In addition to a preliminary report (1965), a final report in 6 books was published, titled The Official Languages (1967), Education (1968), The Work World (Socioeconomic Status, the Federal Administration, the Private Sector, 1969), The Cultural Contribution of the Other Ethnic Groups (1969), The Federal Capital (1970), and Voluntary Associations (1970).
Ten commissioners representing Canada's cultural-linguistic composition were chosen. All spoke English and French and commission business was conducted in both languages. Since education is a provincial responsibility, the cochairmen called on all provincial premiers to obtain their co-operation in that section of the inquiry.
A royal commission to examine Québec's dissatisfaction had first been suggested by the editor in chief of Le Devoir, André LAURENDEAU, and it was established later under Prime Minister Lester B. PEARSON. Laurendeau and A. Davidson DUNTON were appointed cochairmen of the commission. Laurendeau died in 1968 and his post was assumed by Jean-Louis Gagnon.
For many Québécois, the RCBB was a maneuver to obscure the political issues. For many Anglophones, especially in western Canada, it was an attempt to force the French language on an unwilling population. The enquiry, however, revealed that Francophones did not occupy in the economy, nor in the decision-making ranks of government, the place their numbers warranted; that educational opportunities for the francophone minorities were not commensurate with those provided for the anglophone minority within Québec; and that French-speaking Canadians could neither find employment nor be served adequately in their language in federal-government agencies.

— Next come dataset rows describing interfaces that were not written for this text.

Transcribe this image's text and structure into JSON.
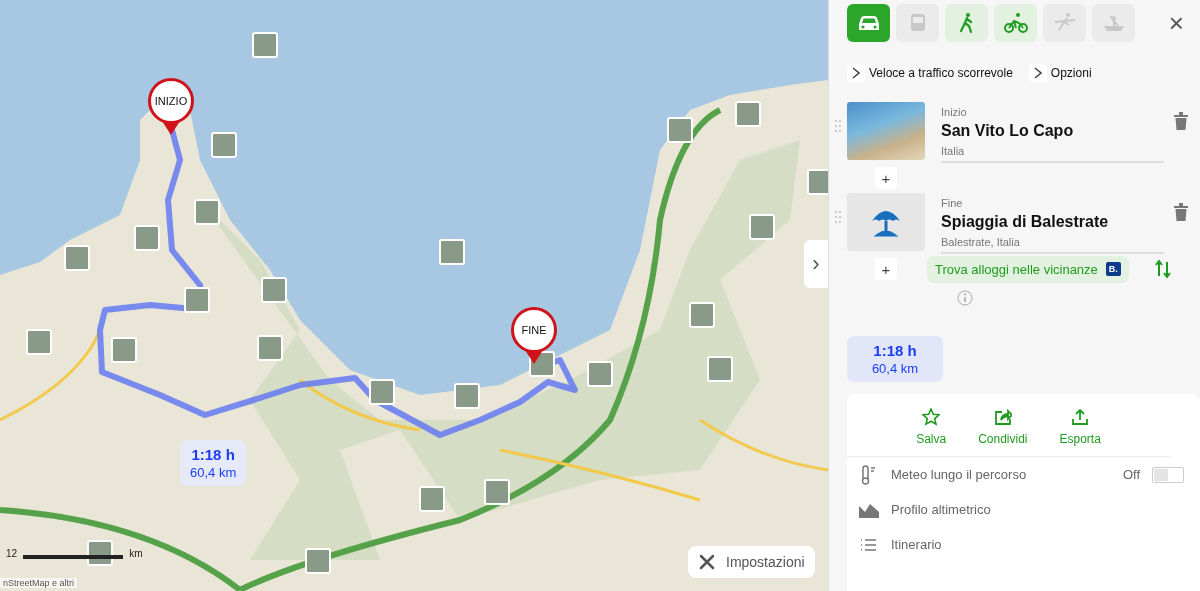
{
  "map": {
    "markers": [
      {
        "kind": "start",
        "label": "INIZIO"
      },
      {
        "kind": "end",
        "label": "FINE"
      }
    ],
    "route_badge": {
      "duration": "1:18 h",
      "distance": "60,4 km"
    },
    "panel_toggle": "›",
    "scale": {
      "number": "12",
      "unit": "km"
    },
    "attribution": "nStreetMap e altri",
    "settings_button": "Impostazioni"
  },
  "panel": {
    "modes": [
      {
        "kind": "car",
        "selected": true,
        "disabled": false
      },
      {
        "kind": "bus",
        "selected": false,
        "disabled": true
      },
      {
        "kind": "walk",
        "selected": false,
        "disabled": false
      },
      {
        "kind": "bike",
        "selected": false,
        "disabled": false
      },
      {
        "kind": "ski",
        "selected": false,
        "disabled": true
      },
      {
        "kind": "boat",
        "selected": false,
        "disabled": true
      }
    ],
    "close": "×",
    "options": [
      "Veloce a traffico scorrevole",
      "Opzioni"
    ],
    "stops": [
      {
        "kind": "photo",
        "role": "Inizio",
        "name": "San Vito Lo Capo",
        "place": "Italia"
      },
      {
        "kind": "beach",
        "role": "Fine",
        "name": "Spiaggia di Balestrate",
        "place": "Balestrate, Italia"
      }
    ],
    "add_stop": "+",
    "lodging": {
      "label": "Trova alloggi nelle vicinanze",
      "badge": "B."
    },
    "summary": {
      "duration": "1:18 h",
      "distance": "60,4 km"
    },
    "actions": [
      {
        "kind": "save",
        "label": "Salva"
      },
      {
        "kind": "share",
        "label": "Condividi"
      },
      {
        "kind": "export",
        "label": "Esporta"
      }
    ],
    "extras": [
      {
        "kind": "weather",
        "label": "Meteo lungo il percorso",
        "state": "Off",
        "on": false
      },
      {
        "kind": "profile",
        "label": "Profilo altimetrico"
      },
      {
        "kind": "list",
        "label": "Itinerario"
      }
    ]
  }
}
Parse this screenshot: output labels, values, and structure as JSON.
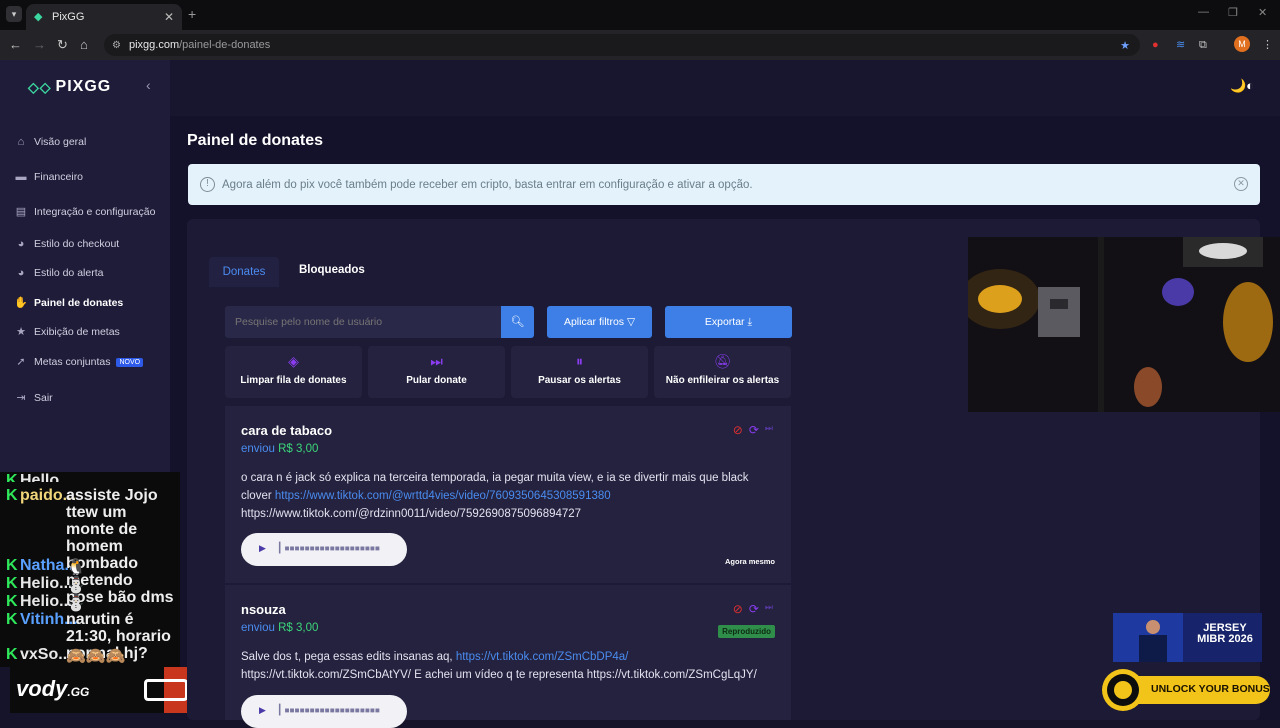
{
  "browser": {
    "tab_title": "PixGG",
    "url_host": "pixgg.com",
    "url_path": "/painel-de-donates",
    "profile_initial": "M"
  },
  "sidebar": {
    "brand": "PIXGG",
    "items": [
      {
        "label": "Visão geral",
        "icon": "home-icon"
      },
      {
        "label": "Financeiro",
        "icon": "wallet-icon"
      },
      {
        "label": "Integração e configuração",
        "icon": "settings-icon"
      },
      {
        "label": "Estilo do checkout",
        "icon": "palette-icon"
      },
      {
        "label": "Estilo do alerta",
        "icon": "palette-icon"
      },
      {
        "label": "Painel de donates",
        "icon": "donate-icon",
        "active": true
      },
      {
        "label": "Exibição de metas",
        "icon": "star-icon"
      },
      {
        "label": "Metas conjuntas",
        "icon": "rocket-icon",
        "badge": "NOVO"
      },
      {
        "label": "Sair",
        "icon": "logout-icon"
      }
    ]
  },
  "chat": {
    "lines": [
      {
        "user": "Hello...",
        "user_color": "#e8e8e8",
        "message": ""
      },
      {
        "user": "paido...",
        "user_color": "#f0d67a",
        "message": "assiste Jojo ttew um monte de homem bombado metendo pose bão dms"
      },
      {
        "user": "Natha...",
        "user_color": "#5aa0ff",
        "message": ""
      },
      {
        "user": "Helio...",
        "user_color": "#e8e8e8",
        "message": ""
      },
      {
        "user": "Helio...",
        "user_color": "#e8e8e8",
        "message": ""
      },
      {
        "user": "Vitinh...",
        "user_color": "#5aa0ff",
        "message": "narutin é 21:30, horario normal hj?"
      },
      {
        "user": "vxSo...",
        "user_color": "#e8e8e8",
        "message": ""
      }
    ]
  },
  "page": {
    "title": "Painel de donates",
    "notice": "Agora além do pix você também pode receber em cripto, basta entrar em configuração e ativar a opção.",
    "tabs": [
      "Donates",
      "Bloqueados"
    ],
    "search_placeholder": "Pesquise pelo nome de usuário",
    "filter_label": "Aplicar filtros",
    "export_label": "Exportar",
    "actions": [
      {
        "label": "Limpar fila de donates",
        "icon": "eraser-icon"
      },
      {
        "label": "Pular donate",
        "icon": "skip-icon"
      },
      {
        "label": "Pausar os alertas",
        "icon": "pause-icon"
      },
      {
        "label": "Não enfileirar os alertas",
        "icon": "bell-off-icon"
      }
    ],
    "donations": [
      {
        "name": "cara de tabaco",
        "sent_label": "enviou",
        "amount": "R$ 3,00",
        "message_text": "o cara n é jack só explica na terceira temporada, ia pegar muita view, e ia se divertir mais que black clover ",
        "message_link": "https://www.tiktok.com/@wrttd4vies/video/7609350645308591380",
        "message_tail": "https://www.tiktok.com/@rdzinn0011/video/7592690875096894727",
        "time": "Agora mesmo"
      },
      {
        "name": "nsouza",
        "sent_label": "enviou",
        "amount": "R$ 3,00",
        "status": "Reproduzido",
        "message_text": "Salve dos t, pega essas edits insanas aq, ",
        "message_link": "https://vt.tiktok.com/ZSmCbDP4a/",
        "message_tail": "https://vt.tiktok.com/ZSmCbAtYV/ E achei um vídeo q te representa https://vt.tiktok.com/ZSmCgLqJY/"
      }
    ]
  },
  "overlays": {
    "vody_brand": "vody",
    "vody_suffix": ".GG",
    "jersey_promo": [
      "JERSEY",
      "MIBR 2026"
    ],
    "bonus_promo": "UNLOCK YOUR BONUS"
  }
}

Recommendations to correct these and other serious weaknesses were implemented with unusual alacrity. Educational authorities in all 9 anglophone provinces reformed regulations concerning French minority education and moved to improve the teaching of French as a second language with financial assistance from the federal government. New Brunswick declared itself officially bilingual; Ontario did not, but greatly extended its services in French. French-language rights in the legislature and courts of Manitoba, disallowed by statutes passed in Manitoba in 1890, were restored by decision of the Supreme Court of Canada in 1979.
A federal department of multiculturalism was established. Institutional bilingualism at the federal level became a fact with the passing of the OFFICIAL LANGUAGES ACT (1969) and the appointment of a Commissioner of Official Languages. Because of lack of time, the commission did not examine constitutional questions, as anticipated in the introduction to the final report, and the movement toward independence in Québec continued. It did, however, lay the foundation for functional bilingualism throughout the country, and for increased acceptance of cultural diversity (see also OFFICIAL LANGUAGES ACT (1988)).
Author G. LAING
Links to Other Sites
Index to Federal Royal Commissions
A bibliographic index of federal Royal Commission documents. From Library and Archives Canada.
Office of the Commissioner of Official Languages
The website for the Office of the Commissioner of Official Languages.
Laurendeau and Dunton
A CBC Television video clip featuring André Laurendeau and A. Davidson Dunton discussing their Royal Commission on Bilingualism and Biculturalism.